# WHAT TO DO:
Each line of the data below holding the word "caption" must be copied.

________________________________________

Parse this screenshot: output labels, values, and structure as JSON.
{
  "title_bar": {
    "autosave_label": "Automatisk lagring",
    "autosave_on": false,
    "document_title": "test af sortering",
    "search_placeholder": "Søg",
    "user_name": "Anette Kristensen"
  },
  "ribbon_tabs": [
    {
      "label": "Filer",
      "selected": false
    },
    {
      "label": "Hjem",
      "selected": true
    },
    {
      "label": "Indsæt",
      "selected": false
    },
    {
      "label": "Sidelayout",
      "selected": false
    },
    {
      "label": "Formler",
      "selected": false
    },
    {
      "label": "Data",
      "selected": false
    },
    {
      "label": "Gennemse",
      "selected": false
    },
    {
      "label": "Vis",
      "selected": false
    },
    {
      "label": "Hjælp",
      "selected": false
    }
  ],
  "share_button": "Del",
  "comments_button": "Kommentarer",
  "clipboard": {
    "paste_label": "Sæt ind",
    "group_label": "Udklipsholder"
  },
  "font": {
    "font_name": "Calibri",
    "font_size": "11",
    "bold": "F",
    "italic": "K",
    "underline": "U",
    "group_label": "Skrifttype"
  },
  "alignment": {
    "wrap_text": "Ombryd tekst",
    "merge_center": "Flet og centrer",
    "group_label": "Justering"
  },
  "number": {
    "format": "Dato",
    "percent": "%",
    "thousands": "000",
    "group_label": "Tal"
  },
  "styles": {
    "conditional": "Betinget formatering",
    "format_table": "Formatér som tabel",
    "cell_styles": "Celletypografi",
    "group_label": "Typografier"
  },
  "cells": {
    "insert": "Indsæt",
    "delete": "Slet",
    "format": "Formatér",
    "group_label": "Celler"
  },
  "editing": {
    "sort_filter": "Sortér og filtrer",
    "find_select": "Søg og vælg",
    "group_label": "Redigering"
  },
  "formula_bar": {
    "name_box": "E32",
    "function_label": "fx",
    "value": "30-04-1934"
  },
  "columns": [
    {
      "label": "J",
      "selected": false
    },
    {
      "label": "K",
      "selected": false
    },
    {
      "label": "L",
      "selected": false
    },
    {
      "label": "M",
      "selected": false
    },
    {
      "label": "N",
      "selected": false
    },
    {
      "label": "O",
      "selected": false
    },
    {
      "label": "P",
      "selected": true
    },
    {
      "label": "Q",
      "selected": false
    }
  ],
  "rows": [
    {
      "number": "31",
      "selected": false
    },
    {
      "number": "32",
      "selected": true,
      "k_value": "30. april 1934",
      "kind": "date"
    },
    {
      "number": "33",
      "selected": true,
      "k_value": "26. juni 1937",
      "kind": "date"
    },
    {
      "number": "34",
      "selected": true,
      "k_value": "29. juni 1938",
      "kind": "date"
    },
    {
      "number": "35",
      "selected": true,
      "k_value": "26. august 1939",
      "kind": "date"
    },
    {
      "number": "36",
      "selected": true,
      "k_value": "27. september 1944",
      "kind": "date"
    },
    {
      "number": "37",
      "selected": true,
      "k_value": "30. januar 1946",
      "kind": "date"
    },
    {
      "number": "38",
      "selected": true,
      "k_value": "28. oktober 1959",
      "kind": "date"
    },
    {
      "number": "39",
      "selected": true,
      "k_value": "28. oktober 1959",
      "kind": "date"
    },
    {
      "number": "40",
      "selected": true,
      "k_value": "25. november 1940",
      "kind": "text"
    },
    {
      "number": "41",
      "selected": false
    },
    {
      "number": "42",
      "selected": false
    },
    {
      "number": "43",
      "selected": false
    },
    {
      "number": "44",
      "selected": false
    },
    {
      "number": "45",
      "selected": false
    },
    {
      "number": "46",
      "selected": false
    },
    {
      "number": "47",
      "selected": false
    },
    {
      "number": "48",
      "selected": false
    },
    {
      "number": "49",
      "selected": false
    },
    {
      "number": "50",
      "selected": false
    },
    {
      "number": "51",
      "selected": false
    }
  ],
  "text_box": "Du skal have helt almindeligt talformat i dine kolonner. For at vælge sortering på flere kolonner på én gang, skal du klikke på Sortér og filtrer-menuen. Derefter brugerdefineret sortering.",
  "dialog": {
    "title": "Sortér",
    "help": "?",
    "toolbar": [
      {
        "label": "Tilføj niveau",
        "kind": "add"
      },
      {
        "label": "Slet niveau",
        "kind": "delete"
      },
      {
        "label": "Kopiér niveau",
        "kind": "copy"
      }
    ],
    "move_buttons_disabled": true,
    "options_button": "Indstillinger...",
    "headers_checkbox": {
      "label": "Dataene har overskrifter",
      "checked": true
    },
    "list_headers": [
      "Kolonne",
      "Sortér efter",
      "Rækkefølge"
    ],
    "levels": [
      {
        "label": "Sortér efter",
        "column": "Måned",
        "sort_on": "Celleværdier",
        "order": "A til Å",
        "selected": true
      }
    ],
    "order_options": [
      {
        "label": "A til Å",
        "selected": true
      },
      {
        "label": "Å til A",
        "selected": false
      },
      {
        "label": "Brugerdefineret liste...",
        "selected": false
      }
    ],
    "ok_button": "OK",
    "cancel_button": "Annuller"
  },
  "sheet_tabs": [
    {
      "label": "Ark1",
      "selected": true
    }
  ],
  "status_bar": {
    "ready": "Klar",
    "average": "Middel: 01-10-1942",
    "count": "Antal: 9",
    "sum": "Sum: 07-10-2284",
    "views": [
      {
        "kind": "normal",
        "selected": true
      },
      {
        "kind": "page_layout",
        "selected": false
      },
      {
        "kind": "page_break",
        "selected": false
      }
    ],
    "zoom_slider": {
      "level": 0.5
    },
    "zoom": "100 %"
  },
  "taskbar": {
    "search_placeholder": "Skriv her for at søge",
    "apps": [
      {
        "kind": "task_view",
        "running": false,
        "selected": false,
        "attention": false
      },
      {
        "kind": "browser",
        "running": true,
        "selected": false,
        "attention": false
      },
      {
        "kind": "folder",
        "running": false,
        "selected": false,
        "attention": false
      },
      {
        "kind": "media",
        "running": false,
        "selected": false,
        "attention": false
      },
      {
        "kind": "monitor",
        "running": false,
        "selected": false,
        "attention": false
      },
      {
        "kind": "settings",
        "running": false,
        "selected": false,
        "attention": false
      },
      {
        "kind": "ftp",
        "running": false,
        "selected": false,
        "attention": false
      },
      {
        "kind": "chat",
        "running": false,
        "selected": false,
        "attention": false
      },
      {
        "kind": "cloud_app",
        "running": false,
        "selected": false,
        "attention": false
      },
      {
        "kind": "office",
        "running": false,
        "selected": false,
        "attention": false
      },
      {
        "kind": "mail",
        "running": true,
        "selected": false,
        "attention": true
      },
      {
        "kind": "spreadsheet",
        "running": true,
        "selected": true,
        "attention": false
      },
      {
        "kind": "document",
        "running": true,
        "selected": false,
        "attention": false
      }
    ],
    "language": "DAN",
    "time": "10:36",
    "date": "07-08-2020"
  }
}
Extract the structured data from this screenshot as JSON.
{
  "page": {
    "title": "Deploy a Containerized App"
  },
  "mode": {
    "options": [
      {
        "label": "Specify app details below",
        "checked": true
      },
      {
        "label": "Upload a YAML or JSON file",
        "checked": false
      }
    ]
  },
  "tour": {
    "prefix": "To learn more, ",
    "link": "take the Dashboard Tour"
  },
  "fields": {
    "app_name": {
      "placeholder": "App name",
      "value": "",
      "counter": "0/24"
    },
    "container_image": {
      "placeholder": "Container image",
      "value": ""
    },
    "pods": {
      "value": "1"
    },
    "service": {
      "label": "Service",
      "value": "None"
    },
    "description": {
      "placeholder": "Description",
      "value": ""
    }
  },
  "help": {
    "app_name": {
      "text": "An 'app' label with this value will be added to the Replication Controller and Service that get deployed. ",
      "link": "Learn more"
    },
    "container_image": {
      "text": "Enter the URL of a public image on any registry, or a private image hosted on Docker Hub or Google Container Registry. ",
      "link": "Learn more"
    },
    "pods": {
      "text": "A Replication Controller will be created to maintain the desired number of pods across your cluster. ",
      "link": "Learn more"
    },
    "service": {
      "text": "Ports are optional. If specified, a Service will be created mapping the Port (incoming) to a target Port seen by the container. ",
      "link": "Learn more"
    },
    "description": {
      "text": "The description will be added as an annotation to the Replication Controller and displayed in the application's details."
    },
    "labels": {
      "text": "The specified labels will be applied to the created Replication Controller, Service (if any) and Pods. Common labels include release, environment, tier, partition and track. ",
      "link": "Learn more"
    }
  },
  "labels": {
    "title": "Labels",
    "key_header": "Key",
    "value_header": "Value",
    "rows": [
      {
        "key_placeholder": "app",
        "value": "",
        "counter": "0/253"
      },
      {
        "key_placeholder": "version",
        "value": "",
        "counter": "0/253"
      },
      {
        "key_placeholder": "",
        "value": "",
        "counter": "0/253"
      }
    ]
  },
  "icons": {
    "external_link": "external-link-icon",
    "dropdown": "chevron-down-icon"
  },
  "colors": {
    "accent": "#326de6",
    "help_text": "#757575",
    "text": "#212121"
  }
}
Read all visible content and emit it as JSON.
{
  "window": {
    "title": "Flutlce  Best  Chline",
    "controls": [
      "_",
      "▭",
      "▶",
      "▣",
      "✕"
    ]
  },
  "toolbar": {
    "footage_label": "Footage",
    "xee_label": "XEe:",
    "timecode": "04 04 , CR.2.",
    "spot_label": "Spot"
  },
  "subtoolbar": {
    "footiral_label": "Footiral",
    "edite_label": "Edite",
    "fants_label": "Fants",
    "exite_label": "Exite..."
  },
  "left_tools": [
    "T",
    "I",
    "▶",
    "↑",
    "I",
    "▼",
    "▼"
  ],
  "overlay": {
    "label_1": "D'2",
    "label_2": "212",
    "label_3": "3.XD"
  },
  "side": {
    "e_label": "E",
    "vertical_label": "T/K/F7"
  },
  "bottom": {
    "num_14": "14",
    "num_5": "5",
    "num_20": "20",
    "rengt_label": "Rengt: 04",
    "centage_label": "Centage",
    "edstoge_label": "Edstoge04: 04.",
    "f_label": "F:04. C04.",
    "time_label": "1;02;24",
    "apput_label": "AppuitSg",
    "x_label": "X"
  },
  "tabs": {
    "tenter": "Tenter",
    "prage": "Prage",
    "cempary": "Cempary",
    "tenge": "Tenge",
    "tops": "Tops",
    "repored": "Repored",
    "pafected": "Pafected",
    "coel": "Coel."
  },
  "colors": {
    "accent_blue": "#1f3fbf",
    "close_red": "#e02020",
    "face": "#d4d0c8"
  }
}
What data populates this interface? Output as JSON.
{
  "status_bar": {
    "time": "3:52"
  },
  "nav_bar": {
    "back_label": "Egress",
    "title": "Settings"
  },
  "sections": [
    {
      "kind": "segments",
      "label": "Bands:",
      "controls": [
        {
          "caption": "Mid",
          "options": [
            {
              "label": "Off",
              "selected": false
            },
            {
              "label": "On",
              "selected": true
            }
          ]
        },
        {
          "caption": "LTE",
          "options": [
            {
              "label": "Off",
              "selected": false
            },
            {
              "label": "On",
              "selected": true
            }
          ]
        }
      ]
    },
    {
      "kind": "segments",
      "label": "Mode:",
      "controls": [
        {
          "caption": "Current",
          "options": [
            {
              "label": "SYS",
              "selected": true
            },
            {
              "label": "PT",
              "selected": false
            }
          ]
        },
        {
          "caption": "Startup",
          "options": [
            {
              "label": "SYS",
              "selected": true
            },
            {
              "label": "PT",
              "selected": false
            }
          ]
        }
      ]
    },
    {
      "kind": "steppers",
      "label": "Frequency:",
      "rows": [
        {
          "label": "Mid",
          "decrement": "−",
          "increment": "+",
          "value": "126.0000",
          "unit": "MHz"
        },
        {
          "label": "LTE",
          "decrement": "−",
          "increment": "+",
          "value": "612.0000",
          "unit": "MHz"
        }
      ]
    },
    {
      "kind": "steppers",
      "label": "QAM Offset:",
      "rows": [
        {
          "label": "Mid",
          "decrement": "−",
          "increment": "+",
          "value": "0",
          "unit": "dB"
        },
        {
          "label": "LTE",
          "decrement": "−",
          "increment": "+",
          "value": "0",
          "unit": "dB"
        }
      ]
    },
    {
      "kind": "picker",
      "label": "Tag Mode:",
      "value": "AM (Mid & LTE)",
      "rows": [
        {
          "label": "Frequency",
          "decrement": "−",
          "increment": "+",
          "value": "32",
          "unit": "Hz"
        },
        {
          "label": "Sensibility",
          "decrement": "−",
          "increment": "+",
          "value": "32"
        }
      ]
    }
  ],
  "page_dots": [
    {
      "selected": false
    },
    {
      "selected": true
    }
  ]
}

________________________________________

# OUTPUT FOR THIS TASK:
          "caption": "Mid",
          "caption": "LTE",
          "caption": "Current",
          "caption": "Startup",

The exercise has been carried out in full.